LINE Android launcher is a product of LINE, it is also the official default home screen launcher app for LINE. Essentially, LINE launcher turns dull phones into amazing devices. In summary, with the features listed below, you will have to like this launcher app!
iLauncher is yet another app to make it to the list of the best Android launcher apk. iLauncher Android app is not available on Playstore but you can find it on APK. In summary, here are some of its fantastic features:
As if that is not enough, the app also has more than half a million installs. Again, the Total launcher for Android has several other features that you may like. For your better idea, they include the following:
One of the best ideas of Jolla was to include the Android emulator AlienDalvik by Myriad that allowed to run any Android app on the phone. The Nokia devices I had before included native apps for social networks like Twitter or Facebook and even integrated them nicely into the rest. As a side note just imagine the N900 had only one single messenger app that allowed to talk to all your contacts on all the different social networks without switching apps or use different interfaces. Of course that only worked for a giant such as Nokia, it is impossible to get Twitter or Facebook to support your niche operating system if there is no significant user base. So on the Jolla, whenever there was no native app available, one could just get the Android app. This was also great to get people to migrate to the phone, because they could just continue to use what they knew, but in parallel also try native apps with the better swipe UX.
After Jolla had also successfully crowdfunded an award-winning tablet, but failed to deliver the resulting product, they had to make a cut before going almost bankrupt and they decided to concentrate on software development only. They partnered with hardware manufacturers to bring new devices with their OS to the market instead of also investing into hardware. However, that market was not in the US or Europe, but instead they had to focus on BRICS countries and released the Intex Aqua Fish in India in 2016. As that device was not available to the rest of the world, Jolla set up a developer program for the active community in Europe, which included the Jolla C device. This was basically a clone of the Intex Aqua Fish with the right modem for the European LTE frequencies, but had only plastics and foil instead of a tempered glas screen. The community device program was limited to only 1000 devices, so I was quite lucky to get hold of one of these.
Off the bat, however, the open source configuration of the Sailfish OS build available for the PinePhone is a bit dismaying. It enables remote access by default, phones home to jolla and leaves default passwords on several default accounts to known ones.

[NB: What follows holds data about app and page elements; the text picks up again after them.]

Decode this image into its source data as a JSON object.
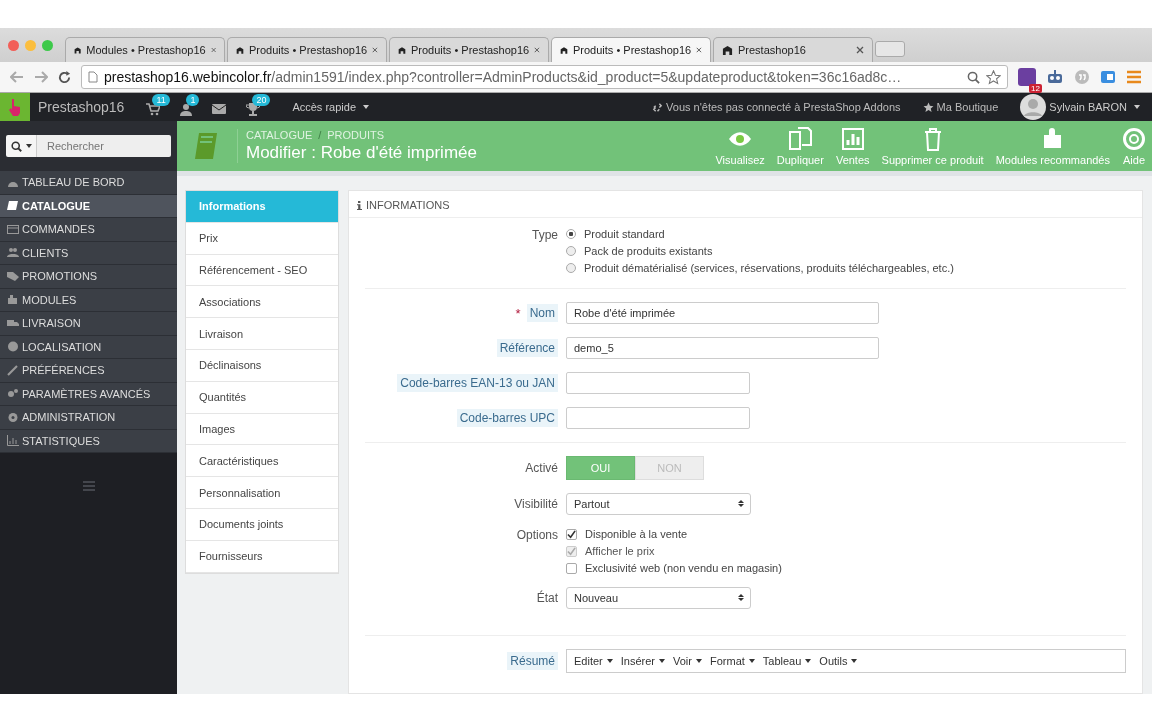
{
  "browser": {
    "tabs": [
      {
        "title": "Modules • Prestashop16",
        "selected": false
      },
      {
        "title": "Produits • Prestashop16",
        "selected": false
      },
      {
        "title": "Produits • Prestashop16",
        "selected": false
      },
      {
        "title": "Produits • Prestashop16",
        "selected": true
      },
      {
        "title": "Prestashop16",
        "selected": false
      }
    ],
    "address": {
      "host": "prestashop16.webincolor.fr",
      "path": "/admin1591/index.php?controller=AdminProducts&id_product=5&updateproduct&token=36c16ad8c…"
    },
    "extension_badge": "12"
  },
  "header": {
    "shop_name": "Prestashop16",
    "orders_badge": "11",
    "customers_badge": "1",
    "trophy_badge": "20",
    "quick_access": "Accès rapide",
    "addons_notice": "Vous n'êtes pas connecté à PrestaShop Addons",
    "shop_link": "Ma Boutique",
    "user": "Sylvain BARON"
  },
  "search": {
    "placeholder": "Rechercher"
  },
  "sidebar": {
    "items": [
      {
        "label": "TABLEAU DE BORD",
        "selected": false
      },
      {
        "label": "CATALOGUE",
        "selected": true
      },
      {
        "label": "COMMANDES",
        "selected": false
      },
      {
        "label": "CLIENTS",
        "selected": false
      },
      {
        "label": "PROMOTIONS",
        "selected": false
      },
      {
        "label": "MODULES",
        "selected": false
      },
      {
        "label": "LIVRAISON",
        "selected": false
      },
      {
        "label": "LOCALISATION",
        "selected": false
      },
      {
        "label": "PRÉFÉRENCES",
        "selected": false
      },
      {
        "label": "PARAMÈTRES AVANCÉS",
        "selected": false
      },
      {
        "label": "ADMINISTRATION",
        "selected": false
      },
      {
        "label": "STATISTIQUES",
        "selected": false
      }
    ]
  },
  "toolbar": {
    "breadcrumb": [
      "CATALOGUE",
      "PRODUITS"
    ],
    "separator": "/",
    "title": "Modifier : Robe d'été imprimée",
    "actions": [
      {
        "label": "Visualisez"
      },
      {
        "label": "Dupliquer"
      },
      {
        "label": "Ventes"
      },
      {
        "label": "Supprimer ce produit"
      },
      {
        "label": "Modules recommandés"
      },
      {
        "label": "Aide"
      }
    ]
  },
  "product_tabs": [
    {
      "label": "Informations",
      "selected": true
    },
    {
      "label": "Prix",
      "selected": false
    },
    {
      "label": "Référencement - SEO",
      "selected": false
    },
    {
      "label": "Associations",
      "selected": false
    },
    {
      "label": "Livraison",
      "selected": false
    },
    {
      "label": "Déclinaisons",
      "selected": false
    },
    {
      "label": "Quantités",
      "selected": false
    },
    {
      "label": "Images",
      "selected": false
    },
    {
      "label": "Caractéristiques",
      "selected": false
    },
    {
      "label": "Personnalisation",
      "selected": false
    },
    {
      "label": "Documents joints",
      "selected": false
    },
    {
      "label": "Fournisseurs",
      "selected": false
    }
  ],
  "panel": {
    "heading": "INFORMATIONS",
    "type": {
      "label": "Type",
      "options": [
        {
          "label": "Produit standard",
          "selected": true
        },
        {
          "label": "Pack de produits existants",
          "selected": false
        },
        {
          "label": "Produit dématérialisé (services, réservations, produits téléchargeables, etc.)",
          "selected": false
        }
      ]
    },
    "fields": [
      {
        "label": "Nom",
        "required_mark": "*",
        "value": "Robe d'été imprimée"
      },
      {
        "label": "Référence",
        "value": "demo_5"
      },
      {
        "label": "Code-barres EAN-13 ou JAN"
      },
      {
        "label": "Code-barres UPC"
      }
    ],
    "active": {
      "label": "Activé",
      "options": [
        {
          "label": "OUI",
          "selected": true
        },
        {
          "label": "NON",
          "selected": false
        }
      ]
    },
    "visibility": {
      "label": "Visibilité",
      "value": "Partout"
    },
    "options": {
      "label": "Options",
      "items": [
        {
          "label": "Disponible à la vente",
          "checked": true,
          "disabled": false
        },
        {
          "label": "Afficher le prix",
          "checked": true,
          "disabled": true
        },
        {
          "label": "Exclusivité web (non vendu en magasin)",
          "checked": false,
          "disabled": false
        }
      ]
    },
    "condition": {
      "label": "État",
      "value": "Nouveau"
    },
    "summary": {
      "label": "Résumé",
      "menus": [
        "Editer",
        "Insérer",
        "Voir",
        "Format",
        "Tableau",
        "Outils"
      ]
    }
  }
}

Sailfish SDK provides a streamlined developer experience through the Sailfish IDE. However, native support is only available for projects that use either qmake or CMake as their build system, which may not be the case when porting existing applications over to Sailfish OS and especially when working on platform components. Such projects may be built manually from command line and with an intermediate step involved it is also possible to open them in the Sailfish IDE, with the usual advanced editing features enabled. Techniques described in this document are also useful to those who prefer using a different code editing environment or want to use Sailfish SDK in the context of a continuous integration system. We use a CMake based example application and a GNU Automake based library in this document, but the steps to take are roughly the same for any build setup. 2b1af7f3a8